The researchers followed up each patient for symptoms of delirium for one to five days postoperation or until hospital discharge, as well as for 30 days postoperatively overall. They gathered information about not only delirium, but also other outcomes such as intensive care unit admission rates, opioid consumption and pain scores.
The average age of the STRIDE study participants was 82 years. Of the 200 participants, 146 (73 percent) were women, 194 (97 percent) were white and the average Charlson Comorbidity Index (CCI) score was 1.8. The CCI score is a measure of estimated survival over the next 10 years and is calculated by the presence of 17 so-called comorbidities such as liver disease, diabetes and AIDS.

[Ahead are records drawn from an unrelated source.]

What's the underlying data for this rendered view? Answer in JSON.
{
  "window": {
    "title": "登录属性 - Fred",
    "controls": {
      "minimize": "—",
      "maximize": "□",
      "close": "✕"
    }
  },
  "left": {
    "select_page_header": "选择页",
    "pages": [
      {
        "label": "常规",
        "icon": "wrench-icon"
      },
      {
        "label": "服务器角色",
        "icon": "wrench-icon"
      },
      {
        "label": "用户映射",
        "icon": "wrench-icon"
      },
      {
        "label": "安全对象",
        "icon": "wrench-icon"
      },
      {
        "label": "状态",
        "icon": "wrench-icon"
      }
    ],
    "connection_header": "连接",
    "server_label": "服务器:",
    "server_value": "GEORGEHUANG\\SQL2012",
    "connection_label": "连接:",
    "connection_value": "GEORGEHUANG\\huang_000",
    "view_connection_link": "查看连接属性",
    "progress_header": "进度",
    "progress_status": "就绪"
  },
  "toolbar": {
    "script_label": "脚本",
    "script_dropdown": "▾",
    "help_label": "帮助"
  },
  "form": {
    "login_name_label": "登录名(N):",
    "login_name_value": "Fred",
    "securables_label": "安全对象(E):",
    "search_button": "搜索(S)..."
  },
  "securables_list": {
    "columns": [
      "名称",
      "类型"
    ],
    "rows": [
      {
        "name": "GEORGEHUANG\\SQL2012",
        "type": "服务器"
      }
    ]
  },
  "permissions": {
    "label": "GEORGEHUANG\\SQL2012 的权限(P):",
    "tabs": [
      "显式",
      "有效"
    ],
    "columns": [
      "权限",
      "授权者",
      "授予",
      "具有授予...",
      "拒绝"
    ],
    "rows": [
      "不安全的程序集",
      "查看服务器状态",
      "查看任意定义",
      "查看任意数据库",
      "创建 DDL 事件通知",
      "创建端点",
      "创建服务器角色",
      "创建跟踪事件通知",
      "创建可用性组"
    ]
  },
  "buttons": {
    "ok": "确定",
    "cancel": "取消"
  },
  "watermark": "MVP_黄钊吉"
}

Each comorbidity is assigned a weight based on the statistical risk of death over a decade; the higher a person’s total score, the greater risk of death. A score of zero does not mean that someone is completely healthy, but that they do not have any of the 17 severe, predefined comorbidities used for CCI score calculation.

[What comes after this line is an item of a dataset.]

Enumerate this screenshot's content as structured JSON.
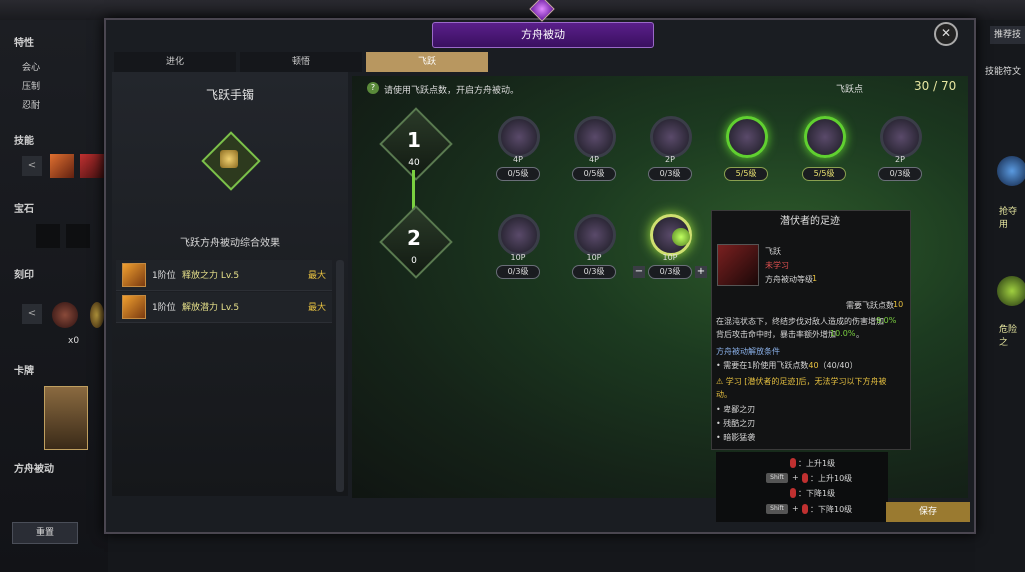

Overall, the researchers report, 39 percent of patients who received deep sedation had a postoperative delirium diagnosis one to five days after surgery, while the incidence of delirium was 34 percent in the light sedation group, a difference considered statistically insignificant.
However, after accounting for comorbidities—that is, how sick in general patients were—the researchers found that patients who had a baseline CCI score of zero were 2.3 times more likely to experience postoperative delirium if they received deeper sedation.
Additionally, the researchers found that a history of vascular comorbidities, particularly those included in the CCI such as strokes, severe diabetes and heart attacks were most associated with postoperative delirium.
Sieber says it is unclear why less sedation failed to reduce the risk of delirium in the sickest patients, as this was not what we expected. However, it is possible that they did not account for other factor(s) associated with delirium in the subgroup of sickest patients that may have masked the benefits of lighter sedation.
He says more research must be done to confirm his team’s findings, but moving forward with the new information in hand, he believes caregivers must focus on helping certain subsets of patients with vascular disease particularly get as healthy as possible before operation.
Other authors on this paper include Karin J. Neufeld, Allan Gottschalk, George E. Bigelow, Esther S. Oh, Paul B. Rosenberg, Kerry J. Stewart, Jean-Pierre P. Ouanes, Mahmood Jaberi, Erik A. Hasenboehler, Tianjing Li and Nae-Yuh Wang of Johns Hopkins, and Simon C. Mears of the University of Arkansas for Medical Sciences.
Funding for this study was provided by National Institute on Aging (R01AG033615).